See my other website at www.leavingthecult.com.
If you have been a member of a spiritual group and now have left or are thinking of leaving, you most likely are experiencing a spiritual crisis or at least, some tumult. The group has most likely formed your world view, provided the structure of your daily life and your activities, and provided your friendships and relationships as well as your inspiration. Leaving means losing a lot of the things that have defined your life all at once. Depending on your organization, you may be wondering if your teacher really was enlightened, if your group was, in fact a cult, if you’ll be able to have a normal life again, and if so, how long it will take until you have your life back.
It may help you to know that you’re hardly alone. Every year, several hundred thousand people leave spiritual groups and cults. But knowing the facts is just a start. You also need to process your emotions around leaving, and assess not only what you’ve lost, but also, what you gained from your time in the group so that you don’t throw out the baby with the bathwater. And what you need depends on your experience. While some leave because they have become disillusioned; others have actually experienced spiritual abuse and need a full cult-recovery process. In either case, you may well need healing of the spiritual crisis that has left a hole where faith and inspiration used to live.

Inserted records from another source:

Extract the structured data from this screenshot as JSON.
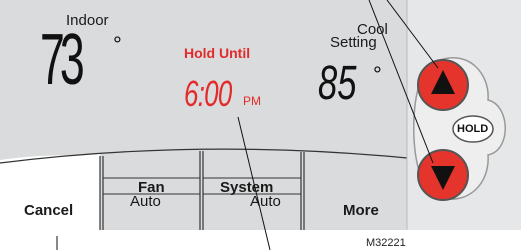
{
  "display": {
    "indoor_label": "Indoor",
    "indoor_temp": "73",
    "indoor_degree": "°",
    "hold_label": "Hold Until",
    "hold_time": "6:00",
    "hold_ampm": "PM",
    "cool_label": "Cool",
    "setting_label": "Setting",
    "setpoint": "85",
    "setpoint_degree": "°"
  },
  "soft_buttons": {
    "cancel": "Cancel",
    "fan_label": "Fan",
    "fan_value": "Auto",
    "system_label": "System",
    "system_value": "Auto",
    "more": "More"
  },
  "side_panel": {
    "up_icon": "triangle-up-icon",
    "down_icon": "triangle-down-icon",
    "hold_button": "HOLD"
  },
  "figure_id": "M32221",
  "colors": {
    "screen_bg": "#d9dbdc",
    "panel_bg": "#e6e7e8",
    "button_red": "#e5342b",
    "hold_red": "#e32b2b",
    "cancel_selected": "#ffffff"
  }
}
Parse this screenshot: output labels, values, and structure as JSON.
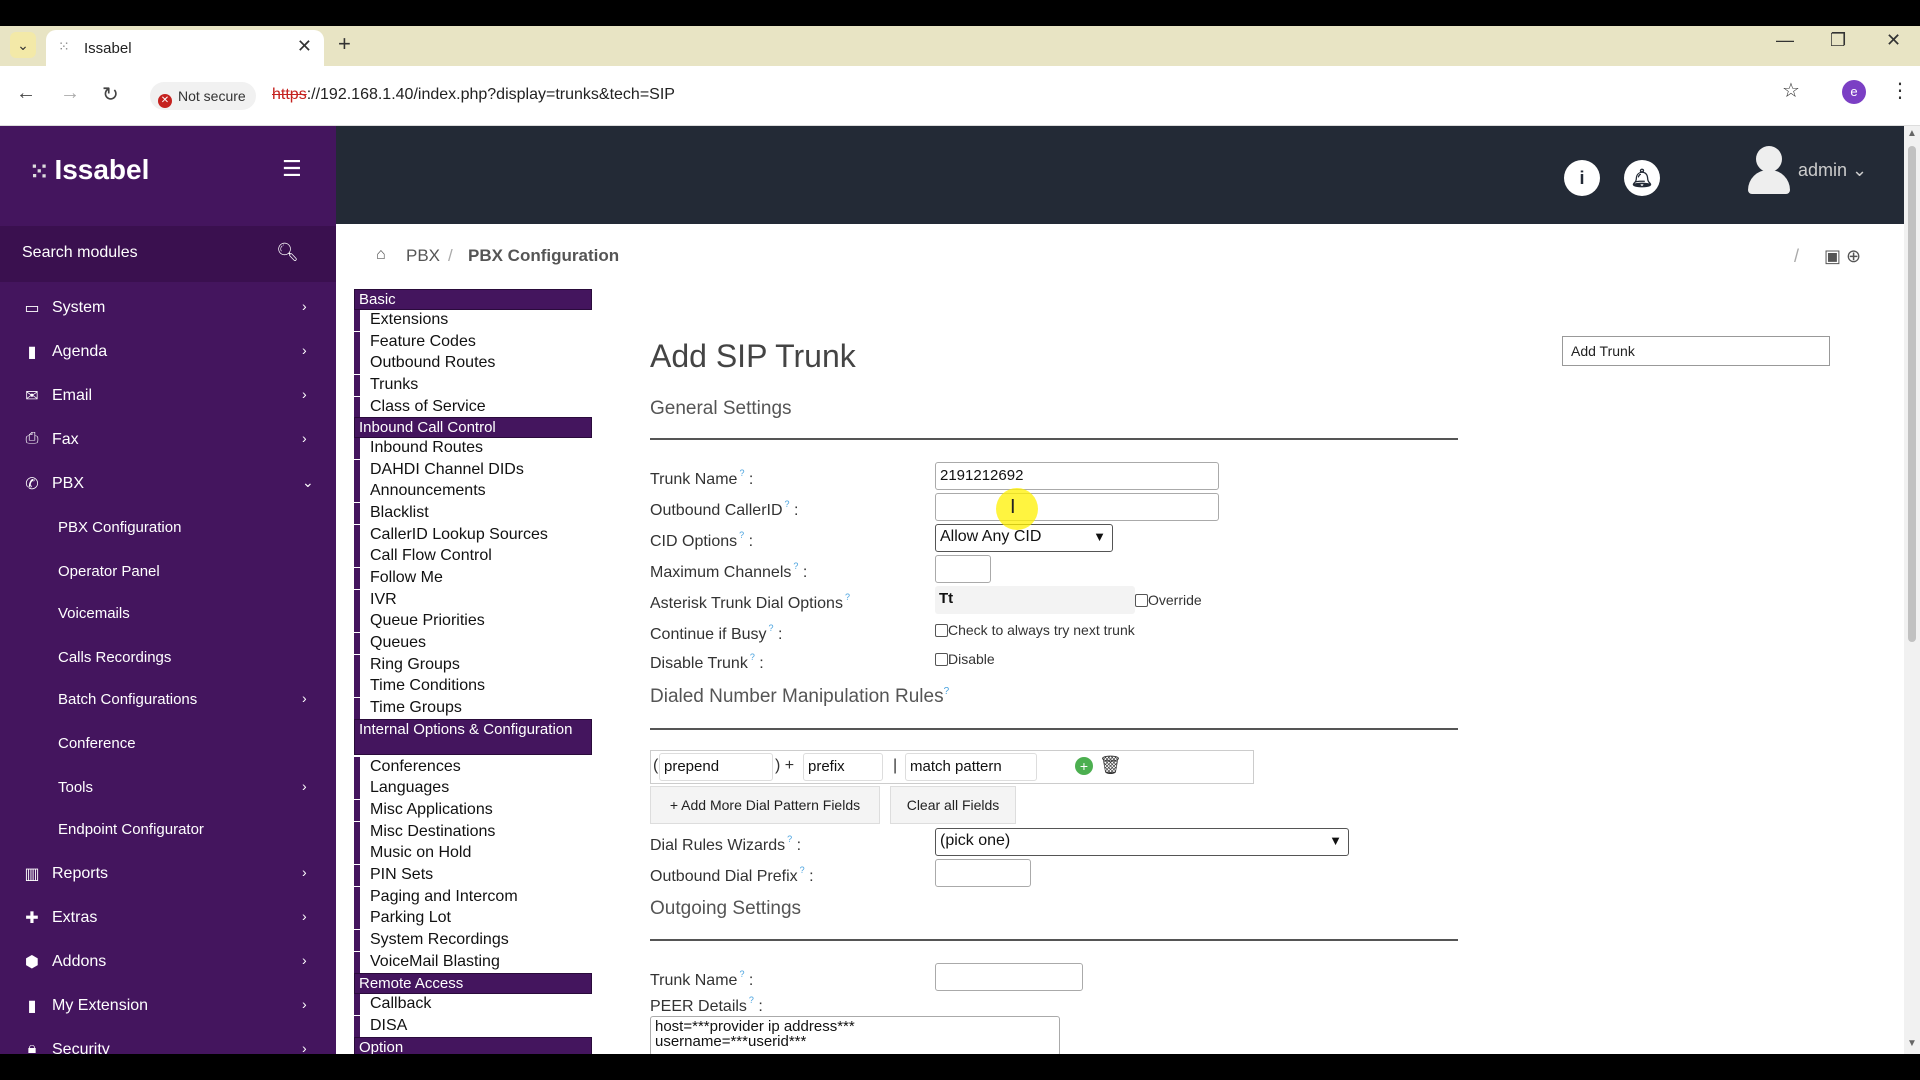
{
  "browser": {
    "tab_title": "Issabel",
    "security_label": "Not secure",
    "url_scheme": "https",
    "url_rest": "://192.168.1.40/index.php?display=trunks&tech=SIP",
    "profile_initial": "e"
  },
  "sidebar": {
    "brand": "Issabel",
    "search_label": "Search modules",
    "items": [
      {
        "label": "System",
        "icon": "laptop-icon"
      },
      {
        "label": "Agenda",
        "icon": "book-icon"
      },
      {
        "label": "Email",
        "icon": "envelope-icon"
      },
      {
        "label": "Fax",
        "icon": "printer-icon"
      },
      {
        "label": "PBX",
        "icon": "phone-icon"
      },
      {
        "label": "PBX Configuration"
      },
      {
        "label": "Operator Panel"
      },
      {
        "label": "Voicemails"
      },
      {
        "label": "Calls Recordings"
      },
      {
        "label": "Batch Configurations"
      },
      {
        "label": "Conference"
      },
      {
        "label": "Tools"
      },
      {
        "label": "Endpoint Configurator"
      },
      {
        "label": "Reports",
        "icon": "chart-icon"
      },
      {
        "label": "Extras",
        "icon": "plus-icon"
      },
      {
        "label": "Addons",
        "icon": "cubes-icon"
      },
      {
        "label": "My Extension",
        "icon": "book-icon"
      },
      {
        "label": "Security",
        "icon": "lock-icon"
      }
    ]
  },
  "header": {
    "user": "admin"
  },
  "breadcrumb": {
    "level1": "PBX",
    "level2": "PBX Configuration"
  },
  "pbxnav": {
    "sections": [
      {
        "header": "Basic",
        "items": [
          "Extensions",
          "Feature Codes",
          "Outbound Routes",
          "Trunks",
          "Class of Service"
        ]
      },
      {
        "header": "Inbound Call Control",
        "items": [
          "Inbound Routes",
          "DAHDI Channel DIDs",
          "Announcements",
          "Blacklist",
          "CallerID Lookup Sources",
          "Call Flow Control",
          "Follow Me",
          "IVR",
          "Queue Priorities",
          "Queues",
          "Ring Groups",
          "Time Conditions",
          "Time Groups"
        ]
      },
      {
        "header": "Internal Options & Configuration",
        "items": [
          "Conferences",
          "Languages",
          "Misc Applications",
          "Misc Destinations",
          "Music on Hold",
          "PIN Sets",
          "Paging and Intercom",
          "Parking Lot",
          "System Recordings",
          "VoiceMail Blasting"
        ]
      },
      {
        "header": "Remote Access",
        "items": [
          "Callback",
          "DISA"
        ]
      },
      {
        "header": "Option",
        "items": []
      }
    ]
  },
  "form": {
    "title": "Add SIP Trunk",
    "general_settings": "General Settings",
    "trunk_name_label": "Trunk Name",
    "trunk_name_value": "2191212692",
    "outbound_callerid_label": "Outbound CallerID",
    "outbound_callerid_value": "",
    "cid_options_label": "CID Options",
    "cid_options_value": "Allow Any CID",
    "max_channels_label": "Maximum Channels",
    "max_channels_value": "",
    "dial_options_label": "Asterisk Trunk Dial Options",
    "dial_options_value": "Tt",
    "override_label": "Override",
    "continue_busy_label": "Continue if Busy",
    "continue_busy_check": "Check to always try next trunk",
    "disable_trunk_label": "Disable Trunk",
    "disable_check": "Disable",
    "dnm_rules": "Dialed Number Manipulation Rules",
    "prepend_ph": "prepend",
    "prefix_ph": "prefix",
    "match_ph": "match pattern",
    "add_more_btn": "+ Add More Dial Pattern Fields",
    "clear_btn": "Clear all Fields",
    "dial_wizards_label": "Dial Rules Wizards",
    "dial_wizards_value": "(pick one)",
    "outbound_prefix_label": "Outbound Dial Prefix",
    "outgoing_settings": "Outgoing Settings",
    "out_trunk_name_label": "Trunk Name",
    "peer_details_label": "PEER Details",
    "peer_details_value": "host=***provider ip address***\nusername=***userid***"
  },
  "right_panel": {
    "add_trunk": "Add Trunk"
  },
  "colors": {
    "sidebar": "#44155e",
    "header": "#232a36",
    "tabstrip": "#e8e4c4"
  }
}
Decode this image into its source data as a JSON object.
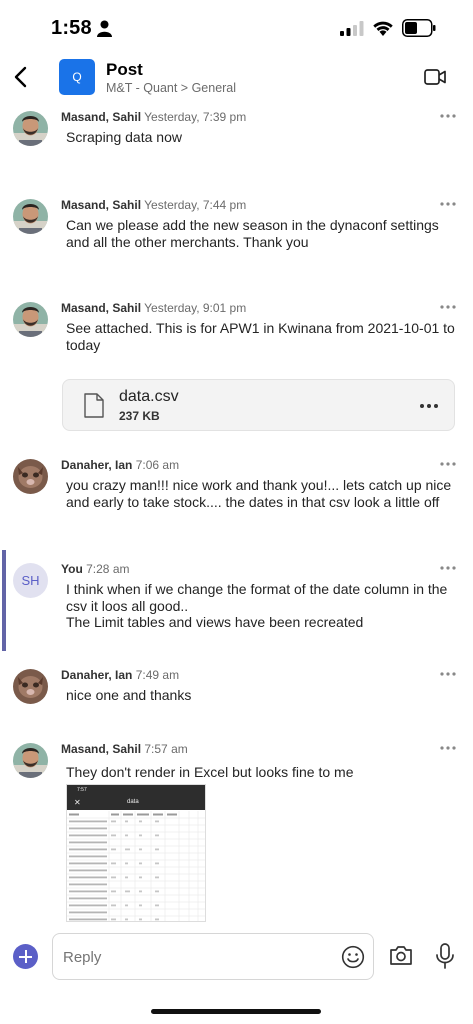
{
  "status_bar": {
    "time": "1:58"
  },
  "header": {
    "channel_initial": "Q",
    "title": "Post",
    "subtitle": "M&T - Quant > General"
  },
  "messages": [
    {
      "author": "Masand, Sahil",
      "time": "Yesterday, 7:39 pm",
      "lines": [
        "Scraping data now"
      ]
    },
    {
      "author": "Masand, Sahil",
      "time": "Yesterday, 7:44 pm",
      "lines": [
        "Can we please add the new season in the dynaconf settings",
        "and all the other merchants. Thank you"
      ]
    },
    {
      "author": "Masand, Sahil",
      "time": "Yesterday, 9:01 pm",
      "lines": [
        "See attached. This is for APW1 in Kwinana from 2021-10-01 to",
        "today"
      ]
    },
    {
      "author": "Danaher, Ian",
      "time": "7:06 am",
      "lines": [
        "you crazy man!!! nice work and thank you!... lets catch up nice",
        "and early to take stock.... the dates in that csv look a little off"
      ]
    },
    {
      "author": "You",
      "time": "7:28 am",
      "initials": "SH",
      "lines": [
        "I think when if we change the format of the date column in the",
        "csv it loos all good..",
        "The Limit tables and views have been recreated"
      ]
    },
    {
      "author": "Danaher, Ian",
      "time": "7:49 am",
      "lines": [
        "nice one and thanks"
      ]
    },
    {
      "author": "Masand, Sahil",
      "time": "7:57 am",
      "lines": [
        "They don't render in Excel but looks fine to me"
      ]
    }
  ],
  "attachment": {
    "name": "data.csv",
    "size": "237 KB"
  },
  "image_preview": {
    "status_time": "7:57",
    "title": "data"
  },
  "compose": {
    "placeholder": "Reply"
  },
  "colors": {
    "accent": "#5b5fc7",
    "you_bar": "#6264a7",
    "channel": "#1a73e8"
  }
}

Dr. Cohen wrote her doctoral dissertation on coaching individuals leaving spiritual organizations, and has considerable specialized expertise in this arena, having left a spiritual group herself after 23 years of dedicated membership. She can help you to gain more insight about your group and the events that led to your decision to leave and to come to peace with your decision to leave as you start your new journey, without the group. She can also help you to process any trauma or spiritual crisis that may have resulted from your time in the group using a variety of trauma-reducing interventions.